Advocates believe that e-cigarettes - which do not contain tobacco - have an enormous potential to improve public health by replacing traditional cigarettes, which contain hundreds of harmful chemicals. But some critics fear that the products could draw more people into nicotine addiction and possibly act as a gateway to smoking tobacco.
Figures from an annual survey of more than 40,000 students in 400 US secondary schools showed that 8.7% of 14-year-olds had smoked an e-cigarette in the previous month. Among 16- and 18-year-olds, the figures were higher, at 16.2% and 17.1% respectively. By comparison, the survey found that 4% of 14-year-olds, 7% of 16-year-olds and 14% of 18-year-olds reported using a tobacco cigarette.
Compton said: "It is quite surprising that a larger number of teenagers in the US are now reporting current use of e-cigarettes than traditional tobacco cigarettes."
The same survey, based on spring 2014 data compiled by the University of Michigan, found that 36% of 14-year-olds who had tried e-cigarettes in the past month had never tried smoking or chewing tobacco. Among the older teens, 30% and 21% of e-cigarette smokers aged 16 and 18 respectively said they had not previously tried tobacco products.

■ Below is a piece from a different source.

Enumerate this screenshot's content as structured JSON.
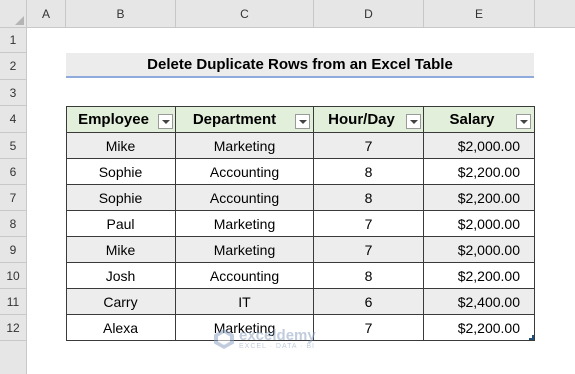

"That's a concern, because this may be a unique and new pathway to nicotine exposure and could open up the potential for the development of addiction to nicotine, with the potential for long-lasting complications and progression to the use of absolutely harmful forms of tobacco," said Compton. He said the use of e-cigarettes by teenagers was a particular issue because adolescence seemed to be a critical time for the seeds of addiction to be sown.

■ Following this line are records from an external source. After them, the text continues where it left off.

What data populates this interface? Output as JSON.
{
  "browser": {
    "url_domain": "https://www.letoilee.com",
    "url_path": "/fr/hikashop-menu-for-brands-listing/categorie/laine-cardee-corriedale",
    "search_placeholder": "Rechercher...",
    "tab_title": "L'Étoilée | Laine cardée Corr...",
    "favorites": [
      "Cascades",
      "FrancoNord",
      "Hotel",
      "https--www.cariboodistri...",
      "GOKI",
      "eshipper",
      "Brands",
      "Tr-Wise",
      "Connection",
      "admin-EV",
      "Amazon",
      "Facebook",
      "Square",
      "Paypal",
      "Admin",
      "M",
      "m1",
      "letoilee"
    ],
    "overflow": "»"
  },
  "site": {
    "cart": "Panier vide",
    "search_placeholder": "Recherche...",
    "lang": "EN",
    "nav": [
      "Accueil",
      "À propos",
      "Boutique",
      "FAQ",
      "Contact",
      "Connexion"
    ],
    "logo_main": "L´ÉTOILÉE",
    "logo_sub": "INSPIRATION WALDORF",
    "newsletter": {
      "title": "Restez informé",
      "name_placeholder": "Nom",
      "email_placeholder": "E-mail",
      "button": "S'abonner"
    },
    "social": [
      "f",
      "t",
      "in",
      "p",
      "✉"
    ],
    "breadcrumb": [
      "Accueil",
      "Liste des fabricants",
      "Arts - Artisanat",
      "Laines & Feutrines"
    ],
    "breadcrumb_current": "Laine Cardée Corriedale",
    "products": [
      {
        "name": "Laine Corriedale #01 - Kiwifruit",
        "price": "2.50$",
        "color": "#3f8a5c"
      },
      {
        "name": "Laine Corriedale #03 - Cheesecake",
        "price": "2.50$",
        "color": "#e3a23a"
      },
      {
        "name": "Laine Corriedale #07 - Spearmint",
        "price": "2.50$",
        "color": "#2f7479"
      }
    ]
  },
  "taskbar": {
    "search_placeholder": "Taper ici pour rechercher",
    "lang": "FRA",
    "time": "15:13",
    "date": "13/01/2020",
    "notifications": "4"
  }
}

But other experts said children trying e-cigarettes instead of traditional cigarettes was no bad thing. "Smoking prevalence in youth is showing an unprecedented decline and it is now lower than ever before," said Peter Hajek, director of the tobacco dependence research unit at Barts and the London school of medicine. "The fact that young people are trying e-cigarettes instead of cigarettes is a cause for relief rather than alarm."
Hajek added: "A lot of adolescents try e-cigarettes by taking a puff from someone's device, but, crucially, they do not progress to regular use. In fact, they usually do not try them again, and there is even some evidence that this may protect them from picking up smoking."
In the UK, about 80,000 people a year die from tobacco smoke-related diseases - nearly a fifth of all deaths in the over-35s. The most damaging health effects - cancer and heart disease - are linked to inhaling tar and other chemicals produced when the tobacco burns. Though e-cigarettes produce fewer noxious chemicals, tests have found the vapour from some to contain cancer-causing substances such as formaldehyde and acetaldehyde.
Deborah Arnott, head of Action on Smoking and Health (Ash), said: "Nicotine can be harmful to the growing brain, so it's best if young people avoid it. But if they're going to experiment, it's better to use e-cigarettes, as vaping is far less dangerous than smoking and much less addictive. We need to keep track, but so far in the UK and the US smoking rates are going down more than e-cigarette use is growing. This would not be the case if vaping really were a gateway into smoking."
Estimates from Ash suggest that 1.3 million people in the UK use electronic cigarettes, with about 400,000 people using them instead of traditional cigarettes.
Roy Harrison, professor of environmental health at Birmingham University, said: "There are likely public health benefits from e-cigarettes if they provide a pathway for smokers to give up tobacco use. There is evidence that this can happen, and little doubt that e-cigarettes are much less harmful to the smoker than tobacco. However, if adolescents who have never used tobacco take up e-cigarette use, this is a matter of profound concern as they are deliberately exposing themselves to a highly addictive substance."
A man using an electronic cigarette. Photograph: Yui Mok/PA